Exercise data section start

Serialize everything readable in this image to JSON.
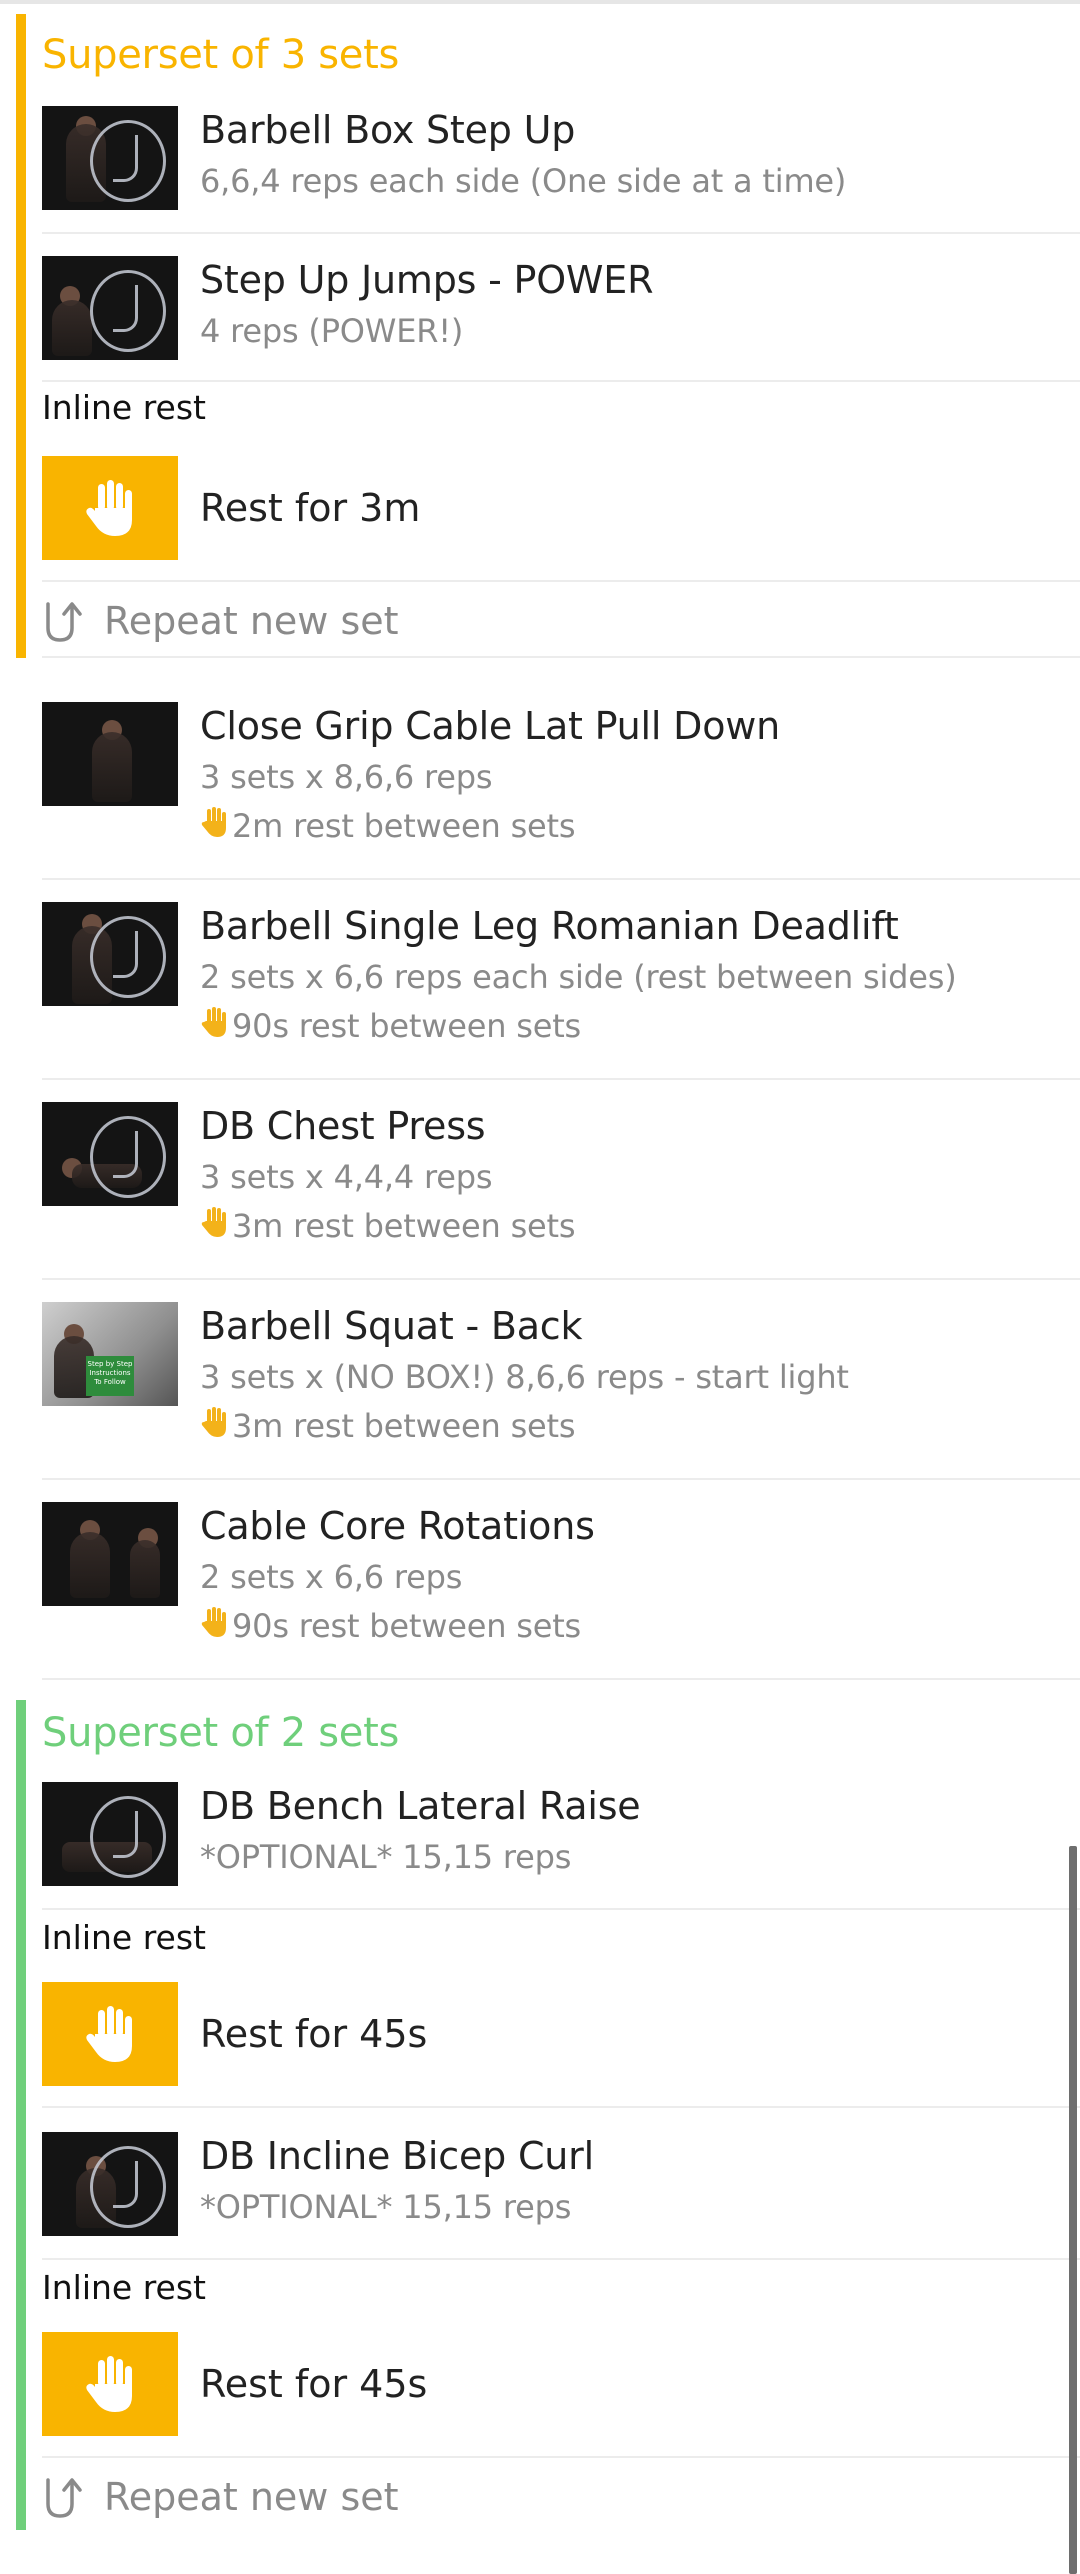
{
  "colors": {
    "superset_1": "#f9b400",
    "superset_2": "#6fcf7b",
    "rest_tile": "#f9b400",
    "muted_text": "#8a8a8a"
  },
  "superset_1": {
    "title": "Superset of 3 sets",
    "exercises": [
      {
        "name": "Barbell Box Step Up",
        "detail": "6,6,4 reps each side (One side at a time)"
      },
      {
        "name": "Step Up Jumps - POWER",
        "detail": "4 reps (POWER!)"
      }
    ],
    "inline_rest_label": "Inline rest",
    "rest": "Rest for 3m",
    "repeat": "Repeat new set"
  },
  "exercises": [
    {
      "name": "Close Grip Cable Lat Pull Down",
      "detail": "3 sets x 8,6,6 reps",
      "rest": "2m rest between sets"
    },
    {
      "name": "Barbell Single Leg Romanian Deadlift",
      "detail": "2 sets x 6,6 reps each side (rest between sides)",
      "rest": "90s rest between sets"
    },
    {
      "name": "DB Chest Press",
      "detail": "3 sets x 4,4,4 reps",
      "rest": "3m rest between sets"
    },
    {
      "name": "Barbell Squat - Back",
      "detail": "3 sets x (NO BOX!) 8,6,6 reps - start light",
      "rest": "3m rest between sets"
    },
    {
      "name": "Cable Core Rotations",
      "detail": "2 sets x 6,6 reps",
      "rest": "90s rest between sets"
    }
  ],
  "thumb_banner": "Step by Step Instructions To Follow",
  "superset_2": {
    "title": "Superset of 2 sets",
    "exercises": [
      {
        "name": "DB Bench Lateral Raise",
        "detail": "*OPTIONAL* 15,15 reps"
      },
      {
        "name": "DB Incline Bicep Curl",
        "detail": "*OPTIONAL* 15,15 reps"
      }
    ],
    "inline_rest_label": "Inline rest",
    "rests": [
      "Rest for 45s",
      "Rest for 45s"
    ],
    "repeat": "Repeat new set"
  },
  "icons": {
    "rest": "hand-icon",
    "repeat": "repeat-icon",
    "rest_between_sets": "hand-emoji-icon"
  }
}
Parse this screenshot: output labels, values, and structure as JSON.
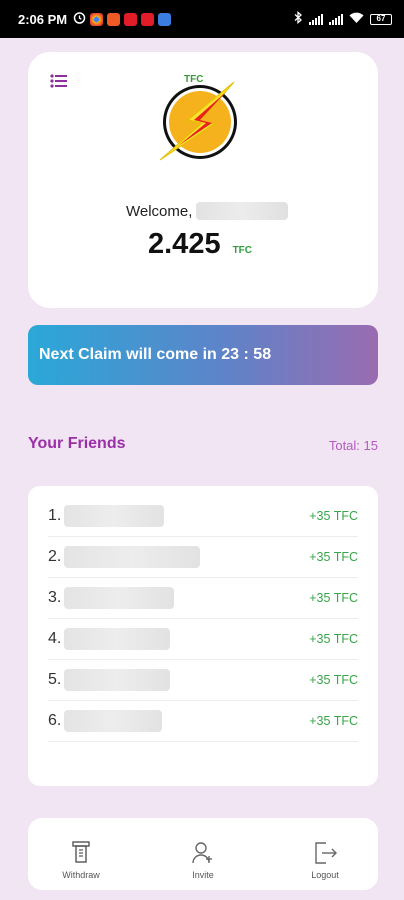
{
  "status_bar": {
    "time": "2:06 PM",
    "battery": "67"
  },
  "header": {
    "logo_text": "TFC",
    "welcome_label": "Welcome,",
    "balance": "2.425",
    "balance_unit": "TFC"
  },
  "claim_banner": {
    "text": "Next Claim will come in 23 : 58"
  },
  "friends": {
    "title": "Your Friends",
    "total_label": "Total: 15",
    "items": [
      {
        "number": "1.",
        "reward": "+35 TFC"
      },
      {
        "number": "2.",
        "reward": "+35 TFC"
      },
      {
        "number": "3.",
        "reward": "+35 TFC"
      },
      {
        "number": "4.",
        "reward": "+35 TFC"
      },
      {
        "number": "5.",
        "reward": "+35 TFC"
      },
      {
        "number": "6.",
        "reward": "+35 TFC"
      }
    ]
  },
  "bottom_nav": {
    "withdraw_label": "Withdraw",
    "invite_label": "Invite",
    "logout_label": "Logout"
  },
  "colors": {
    "background": "#f1e4f3",
    "accent_purple": "#9b2fa8",
    "reward_green": "#38a64a",
    "banner_start": "#2aa8d8",
    "banner_end": "#9a6bb0"
  }
}
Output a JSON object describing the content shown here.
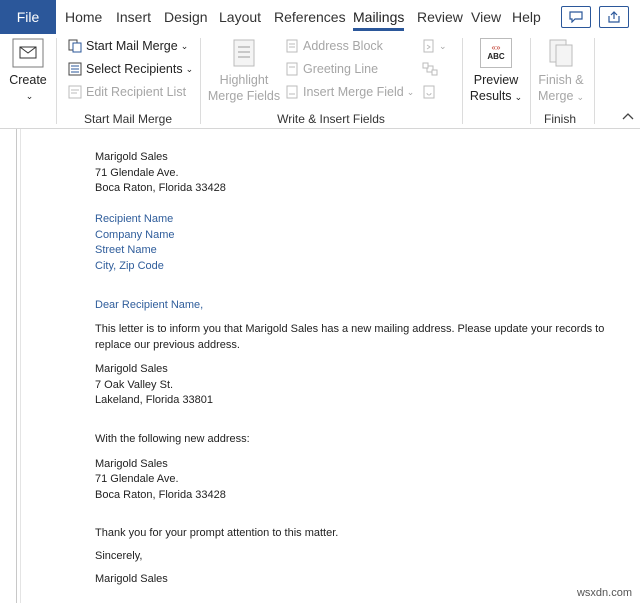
{
  "tabs": {
    "file": "File",
    "home": "Home",
    "insert": "Insert",
    "design": "Design",
    "layout": "Layout",
    "references": "References",
    "mailings": "Mailings",
    "review": "Review",
    "view": "View",
    "help": "Help"
  },
  "ribbon": {
    "create_label": "Create",
    "start_mail_merge": "Start Mail Merge",
    "select_recipients": "Select Recipients",
    "edit_recipient_list": "Edit Recipient List",
    "group_start": "Start Mail Merge",
    "highlight_line1": "Highlight",
    "highlight_line2": "Merge Fields",
    "address_block": "Address Block",
    "greeting_line": "Greeting Line",
    "insert_merge_field": "Insert Merge Field",
    "group_write": "Write & Insert Fields",
    "preview_icon_text": "ABC",
    "preview_line1": "Preview",
    "preview_line2": "Results",
    "finish_line1": "Finish &",
    "finish_line2": "Merge",
    "group_finish": "Finish"
  },
  "document": {
    "sender": [
      "Marigold Sales",
      "71 Glendale Ave.",
      "Boca Raton, Florida 33428"
    ],
    "recipient_fields": [
      "Recipient Name",
      "Company Name",
      "Street Name",
      "City, Zip Code"
    ],
    "greeting": "Dear Recipient Name,",
    "body_line1": "This letter is to inform you that Marigold Sales has a new mailing address. Please update your records to",
    "body_line2": "replace our previous address.",
    "old_address": [
      "Marigold Sales",
      "7 Oak Valley St.",
      "Lakeland, Florida 33801"
    ],
    "new_address_intro": "With the following new address:",
    "new_address": [
      "Marigold Sales",
      "71 Glendale Ave.",
      "Boca Raton, Florida 33428"
    ],
    "thanks": "Thank you for your prompt attention to this matter.",
    "closing": "Sincerely,",
    "signature": "Marigold Sales"
  },
  "watermark": "wsxdn.com",
  "colors": {
    "accent": "#2b579a",
    "field": "#2f5d9b",
    "disabled": "#a6a6a6"
  }
}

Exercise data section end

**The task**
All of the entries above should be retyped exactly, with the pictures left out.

**Reply**
Serialize everything readable in this image to JSON.
{
  "colors": {
    "superset_1": "#f9b400",
    "superset_2": "#6fcf7b",
    "rest_tile": "#f9b400",
    "muted_text": "#8a8a8a"
  },
  "superset_1": {
    "title": "Superset of 3 sets",
    "exercises": [
      {
        "name": "Barbell Box Step Up",
        "detail": "6,6,4 reps each side (One side at a time)"
      },
      {
        "name": "Step Up Jumps - POWER",
        "detail": "4 reps (POWER!)"
      }
    ],
    "inline_rest_label": "Inline rest",
    "rest": "Rest for 3m",
    "repeat": "Repeat new set"
  },
  "exercises": [
    {
      "name": "Close Grip Cable Lat Pull Down",
      "detail": "3 sets x 8,6,6 reps",
      "rest": "2m rest between sets"
    },
    {
      "name": "Barbell Single Leg Romanian Deadlift",
      "detail": "2 sets x 6,6 reps each side (rest between sides)",
      "rest": "90s rest between sets"
    },
    {
      "name": "DB Chest Press",
      "detail": "3 sets x 4,4,4 reps",
      "rest": "3m rest between sets"
    },
    {
      "name": "Barbell Squat - Back",
      "detail": "3 sets x (NO BOX!) 8,6,6 reps - start light",
      "rest": "3m rest between sets"
    },
    {
      "name": "Cable Core Rotations",
      "detail": "2 sets x 6,6 reps",
      "rest": "90s rest between sets"
    }
  ],
  "thumb_banner": "Step by Step Instructions To Follow",
  "superset_2": {
    "title": "Superset of 2 sets",
    "exercises": [
      {
        "name": "DB Bench Lateral Raise",
        "detail": "*OPTIONAL* 15,15 reps"
      },
      {
        "name": "DB Incline Bicep Curl",
        "detail": "*OPTIONAL* 15,15 reps"
      }
    ],
    "inline_rest_label": "Inline rest",
    "rests": [
      "Rest for 45s",
      "Rest for 45s"
    ],
    "repeat": "Repeat new set"
  },
  "icons": {
    "rest": "hand-icon",
    "repeat": "repeat-icon",
    "rest_between_sets": "hand-emoji-icon"
  }
}
Parse this screenshot: output labels, values, and structure as JSON.
{
  "status_bar": {
    "time": "2:06 PM",
    "battery": "67"
  },
  "header": {
    "logo_text": "TFC",
    "welcome_label": "Welcome,",
    "balance": "2.425",
    "balance_unit": "TFC"
  },
  "claim_banner": {
    "text": "Next Claim will come in 23 : 58"
  },
  "friends": {
    "title": "Your Friends",
    "total_label": "Total: 15",
    "items": [
      {
        "number": "1.",
        "reward": "+35 TFC"
      },
      {
        "number": "2.",
        "reward": "+35 TFC"
      },
      {
        "number": "3.",
        "reward": "+35 TFC"
      },
      {
        "number": "4.",
        "reward": "+35 TFC"
      },
      {
        "number": "5.",
        "reward": "+35 TFC"
      },
      {
        "number": "6.",
        "reward": "+35 TFC"
      }
    ]
  },
  "bottom_nav": {
    "withdraw_label": "Withdraw",
    "invite_label": "Invite",
    "logout_label": "Logout"
  },
  "colors": {
    "background": "#f1e4f3",
    "accent_purple": "#9b2fa8",
    "reward_green": "#38a64a",
    "banner_start": "#2aa8d8",
    "banner_end": "#9a6bb0"
  }
}
Output a JSON object describing the content shown here.
{
  "tabs": {
    "file": "File",
    "home": "Home",
    "insert": "Insert",
    "design": "Design",
    "layout": "Layout",
    "references": "References",
    "mailings": "Mailings",
    "review": "Review",
    "view": "View",
    "help": "Help"
  },
  "ribbon": {
    "create_label": "Create",
    "start_mail_merge": "Start Mail Merge",
    "select_recipients": "Select Recipients",
    "edit_recipient_list": "Edit Recipient List",
    "group_start": "Start Mail Merge",
    "highlight_line1": "Highlight",
    "highlight_line2": "Merge Fields",
    "address_block": "Address Block",
    "greeting_line": "Greeting Line",
    "insert_merge_field": "Insert Merge Field",
    "group_write": "Write & Insert Fields",
    "preview_icon_text": "ABC",
    "preview_line1": "Preview",
    "preview_line2": "Results",
    "finish_line1": "Finish &",
    "finish_line2": "Merge",
    "group_finish": "Finish"
  },
  "document": {
    "sender": [
      "Marigold Sales",
      "71 Glendale Ave.",
      "Boca Raton, Florida 33428"
    ],
    "recipient_fields": [
      "Recipient Name",
      "Company Name",
      "Street Name",
      "City, Zip Code"
    ],
    "greeting": "Dear Recipient Name,",
    "body_line1": "This letter is to inform you that Marigold Sales has a new mailing address. Please update your records to",
    "body_line2": "replace our previous address.",
    "old_address": [
      "Marigold Sales",
      "7 Oak Valley St.",
      "Lakeland, Florida 33801"
    ],
    "new_address_intro": "With the following new address:",
    "new_address": [
      "Marigold Sales",
      "71 Glendale Ave.",
      "Boca Raton, Florida 33428"
    ],
    "thanks": "Thank you for your prompt attention to this matter.",
    "closing": "Sincerely,",
    "signature": "Marigold Sales"
  },
  "watermark": "wsxdn.com",
  "colors": {
    "accent": "#2b579a",
    "field": "#2f5d9b",
    "disabled": "#a6a6a6"
  }
}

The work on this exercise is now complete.